So yeah, unless one is interested in gaining more in depth knowledge of the above persons’ work, this won’t be a fun read at 500 pages.

Having said all that, it was fluid and consistent in its execution; and brilliantly done. The last two sentences left me extremely disappointed, but when I flicked over to the first page it all made sense – I just didn’t like the paradox of it all - that’s why it gets a 4.5/5. I would love to deconstruct this novel for uni, but that would take me a ridiculously long time and I would have to revisit the idea of thought being matter yet doesn’t exist until we think it.

Tuesday, 17 September 2013

Magic for Beginners by Kelly Link (4/5)

First published: 2005
Page count: 271

The back says: Magic for Beginners is many things.
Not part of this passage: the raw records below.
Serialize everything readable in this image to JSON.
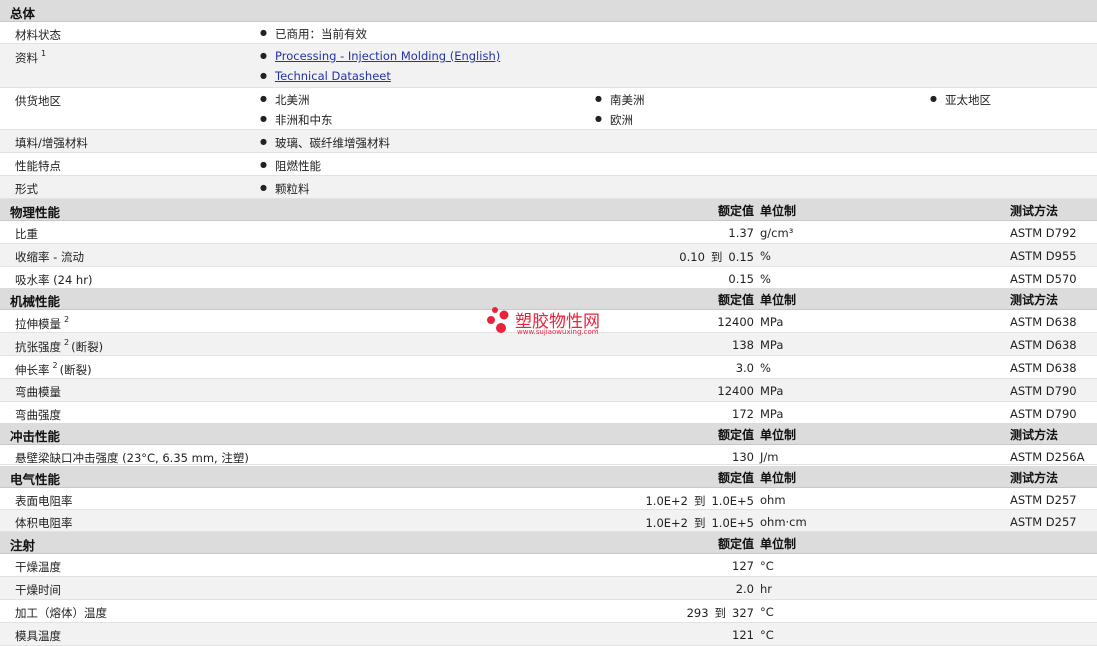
{
  "general": {
    "title": "总体",
    "status_label": "材料状态",
    "status_value": "已商用：当前有效",
    "docs_label": "资料",
    "docs_sup": "1",
    "docs": [
      "Processing - Injection Molding (English)",
      "Technical Datasheet"
    ],
    "supply_label": "供货地区",
    "supply": [
      "北美洲",
      "南美洲",
      "亚太地区",
      "非洲和中东",
      "欧洲"
    ],
    "filler_label": "填料/增强材料",
    "filler_value": "玻璃、碳纤维增强材料",
    "features_label": "性能特点",
    "features_value": "阻燃性能",
    "form_label": "形式",
    "form_value": "颗粒料"
  },
  "physical": {
    "title": "物理性能",
    "h_value": "额定值",
    "h_unit": "单位制",
    "h_method": "测试方法",
    "rows": [
      {
        "label": "比重",
        "sup": "",
        "suffix": "",
        "v1": "",
        "to": "",
        "v2": "1.37",
        "unit": "g/cm³",
        "method": "ASTM D792"
      },
      {
        "label": "收缩率  - 流动",
        "sup": "",
        "suffix": "",
        "v1": "0.10",
        "to": "到",
        "v2": "0.15",
        "unit": "%",
        "method": "ASTM D955"
      },
      {
        "label": "吸水率  (24 hr)",
        "sup": "",
        "suffix": "",
        "v1": "",
        "to": "",
        "v2": "0.15",
        "unit": "%",
        "method": "ASTM D570"
      }
    ]
  },
  "mechanical": {
    "title": "机械性能",
    "h_value": "额定值",
    "h_unit": "单位制",
    "h_method": "测试方法",
    "rows": [
      {
        "label": "拉伸模量",
        "sup": "2",
        "suffix": "",
        "v1": "",
        "to": "",
        "v2": "12400",
        "unit": "MPa",
        "method": "ASTM D638"
      },
      {
        "label": "抗张强度",
        "sup": "2",
        "suffix": "(断裂)",
        "v1": "",
        "to": "",
        "v2": "138",
        "unit": "MPa",
        "method": "ASTM D638"
      },
      {
        "label": "伸长率",
        "sup": "2",
        "suffix": "(断裂)",
        "v1": "",
        "to": "",
        "v2": "3.0",
        "unit": "%",
        "method": "ASTM D638"
      },
      {
        "label": "弯曲模量",
        "sup": "",
        "suffix": "",
        "v1": "",
        "to": "",
        "v2": "12400",
        "unit": "MPa",
        "method": "ASTM D790"
      },
      {
        "label": "弯曲强度",
        "sup": "",
        "suffix": "",
        "v1": "",
        "to": "",
        "v2": "172",
        "unit": "MPa",
        "method": "ASTM D790"
      }
    ]
  },
  "impact": {
    "title": "冲击性能",
    "h_value": "额定值",
    "h_unit": "单位制",
    "h_method": "测试方法",
    "rows": [
      {
        "label": "悬壁梁缺口冲击强度  (23°C, 6.35 mm, 注塑)",
        "sup": "",
        "suffix": "",
        "v1": "",
        "to": "",
        "v2": "130",
        "unit": "J/m",
        "method": "ASTM D256A"
      }
    ]
  },
  "electrical": {
    "title": "电气性能",
    "h_value": "额定值",
    "h_unit": "单位制",
    "h_method": "测试方法",
    "rows": [
      {
        "label": "表面电阻率",
        "sup": "",
        "suffix": "",
        "v1": "1.0E+2",
        "to": "到",
        "v2": "1.0E+5",
        "unit": "ohm",
        "method": "ASTM D257"
      },
      {
        "label": "体积电阻率",
        "sup": "",
        "suffix": "",
        "v1": "1.0E+2",
        "to": "到",
        "v2": "1.0E+5",
        "unit": "ohm·cm",
        "method": "ASTM D257"
      }
    ]
  },
  "injection": {
    "title": "注射",
    "h_value": "额定值",
    "h_unit": "单位制",
    "rows": [
      {
        "label": "干燥温度",
        "sup": "",
        "suffix": "",
        "v1": "",
        "to": "",
        "v2": "127",
        "unit": "°C",
        "method": ""
      },
      {
        "label": "干燥时间",
        "sup": "",
        "suffix": "",
        "v1": "",
        "to": "",
        "v2": "2.0",
        "unit": "hr",
        "method": ""
      },
      {
        "label": "加工（熔体）温度",
        "sup": "",
        "suffix": "",
        "v1": "293",
        "to": "到",
        "v2": "327",
        "unit": "°C",
        "method": ""
      },
      {
        "label": "模具温度",
        "sup": "",
        "suffix": "",
        "v1": "",
        "to": "",
        "v2": "121",
        "unit": "°C",
        "method": ""
      }
    ]
  },
  "watermark": {
    "text": "塑胶物性网",
    "url": "www.sujiaowuxing.com",
    "color": "#e8243c"
  }
}
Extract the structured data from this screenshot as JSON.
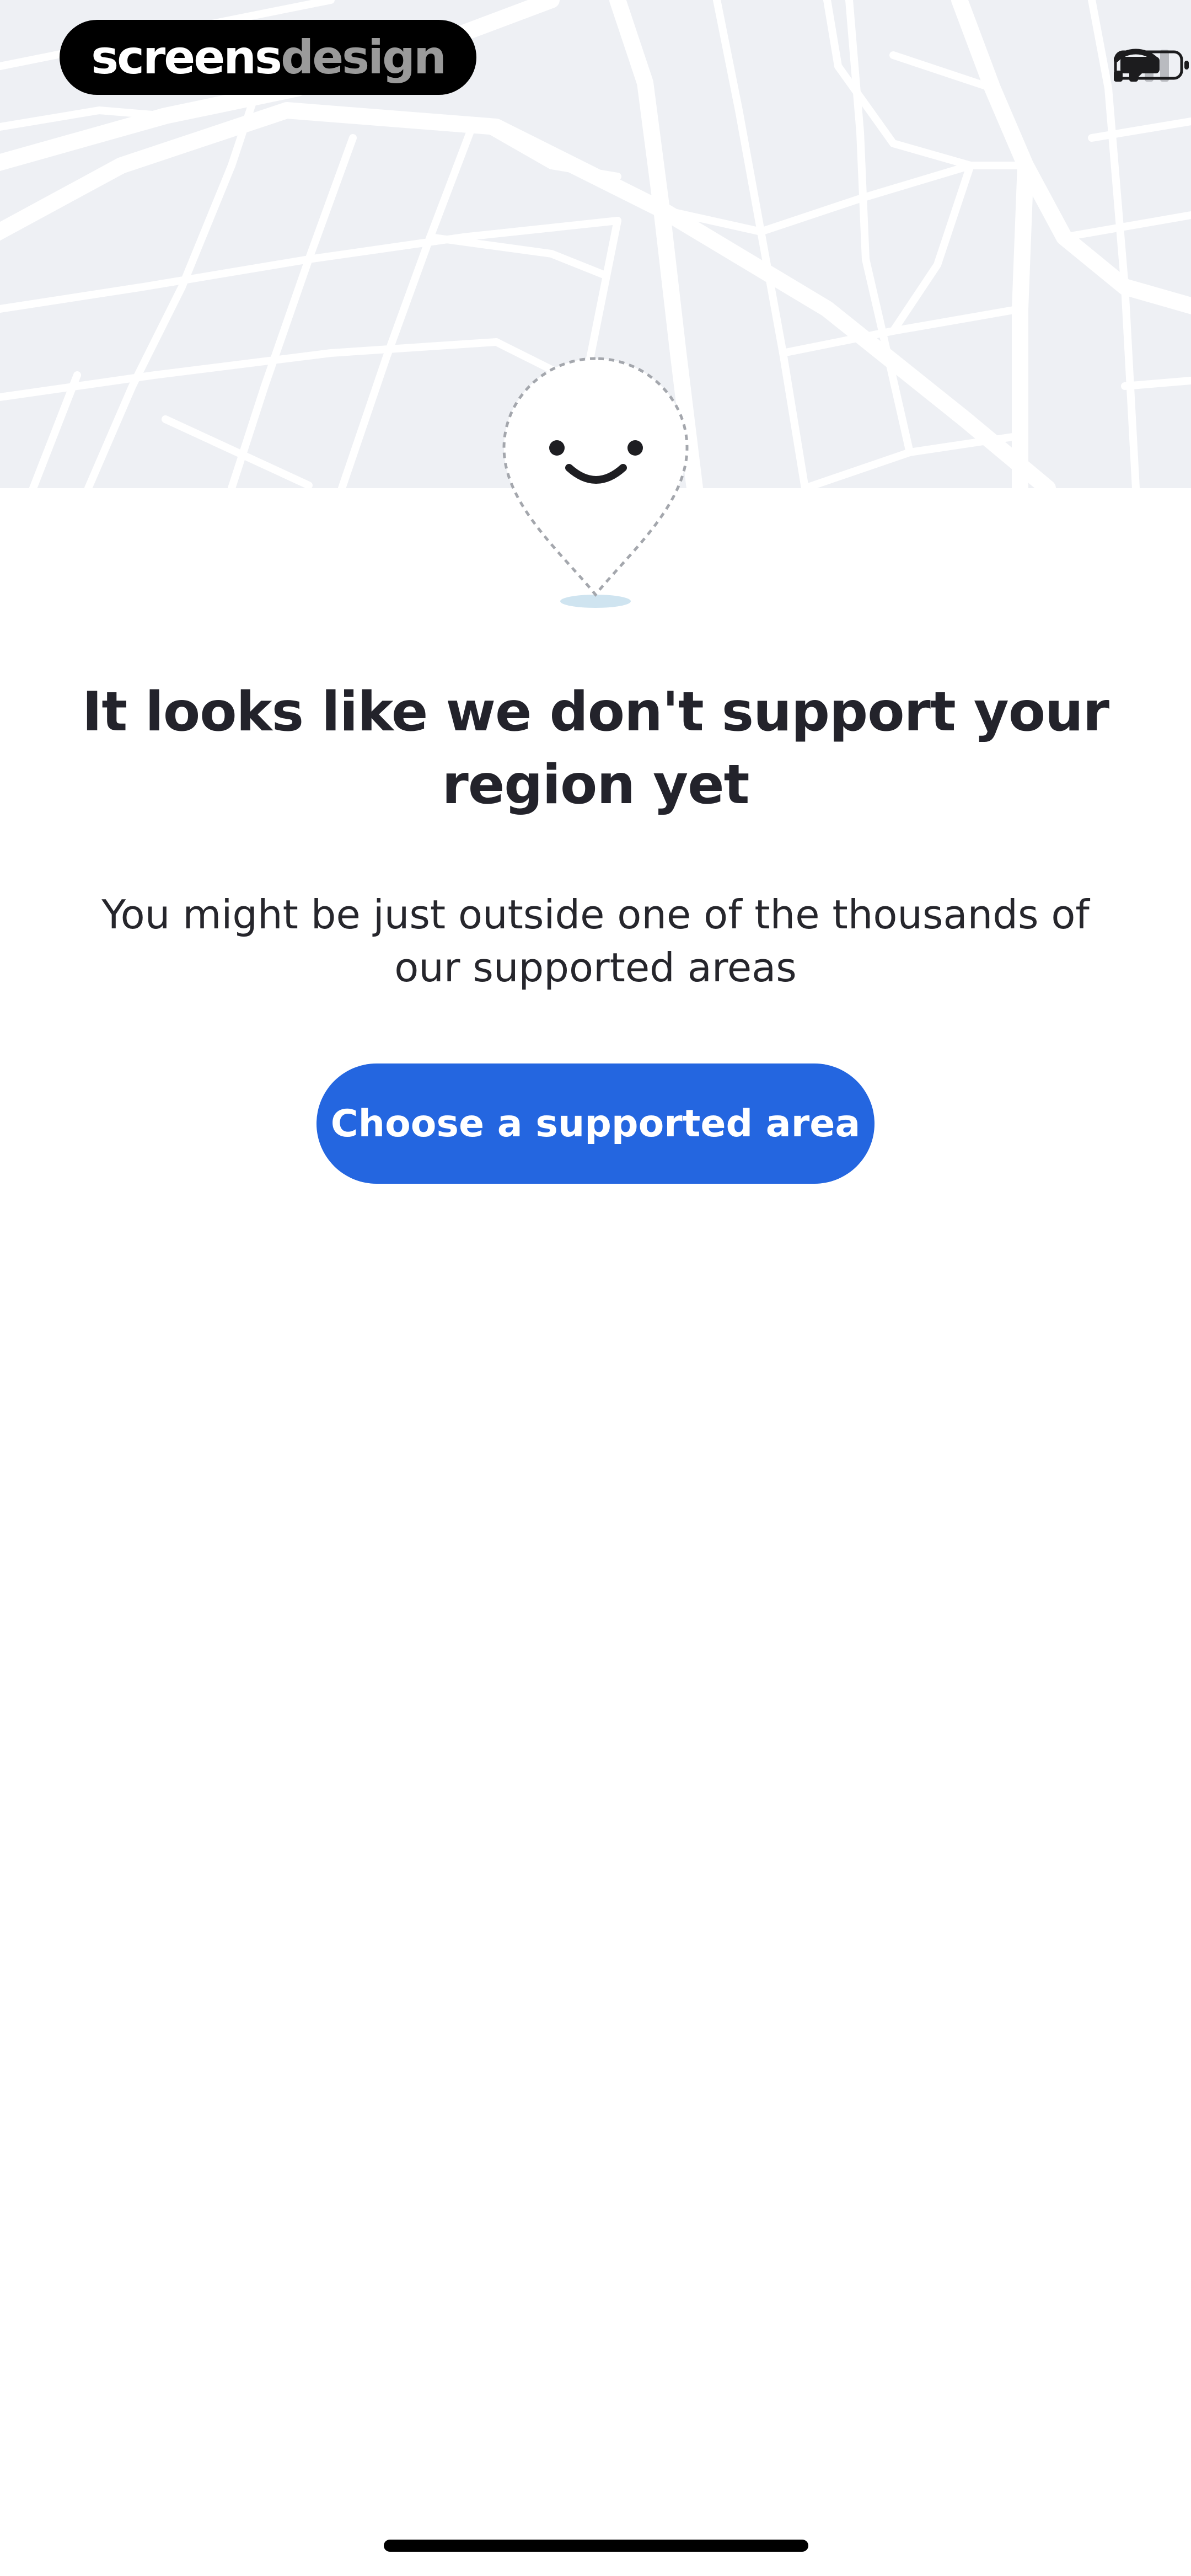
{
  "watermark": {
    "part1": "screens",
    "part2": "design"
  },
  "status_bar": {
    "signal_icon": "cellular-signal-icon",
    "wifi_icon": "wifi-icon",
    "battery_icon": "battery-icon",
    "battery_level": 0.7
  },
  "illustration": {
    "icon": "smiling-map-pin-icon"
  },
  "message": {
    "title": "It looks like we don't support your region yet",
    "body": "You might be just outside one of the thousands of our supported areas"
  },
  "actions": {
    "primary_label": "Choose a supported area"
  },
  "colors": {
    "accent": "#2466e0",
    "map_background": "#eef0f4",
    "text": "#23232b"
  }
}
Sweetly strange. Liberally scattered with brilliance. A magical lens on the stuff of life that moves and makes us. These are stories of the real world made beautifully unreal: of transformation, love, zombies and brothers fired from cannons. They are the stories you have been waiting to read.
I say: I don’t magical realism, but after this collection of short stories kept appearing everywhere I turned, I decided to give it a go.

And I kind of loved it.
Well, some of the stories.

The best part of all of the stories was that they all had at least one unexpected twist that made me scratch my head and mentally applaud Link’s imagination. The prose is straight-forward and not really that remarkable, but the plots suck you in and manage to hold your attention and anticipation to the very end.
I look forward to reading more of Link’s work.

Favourite stories: Stone Animals, Catskin, Magic for Beginners.

Friday, 13 September 2013

Reading Slump

I’ve been in a serious reading slump for the past couple of weeks; only reading what is required for uni. But last night I broke the curse, and should be back to normal posting next week.

Until then, here’s something that actually happened to me earlier this week.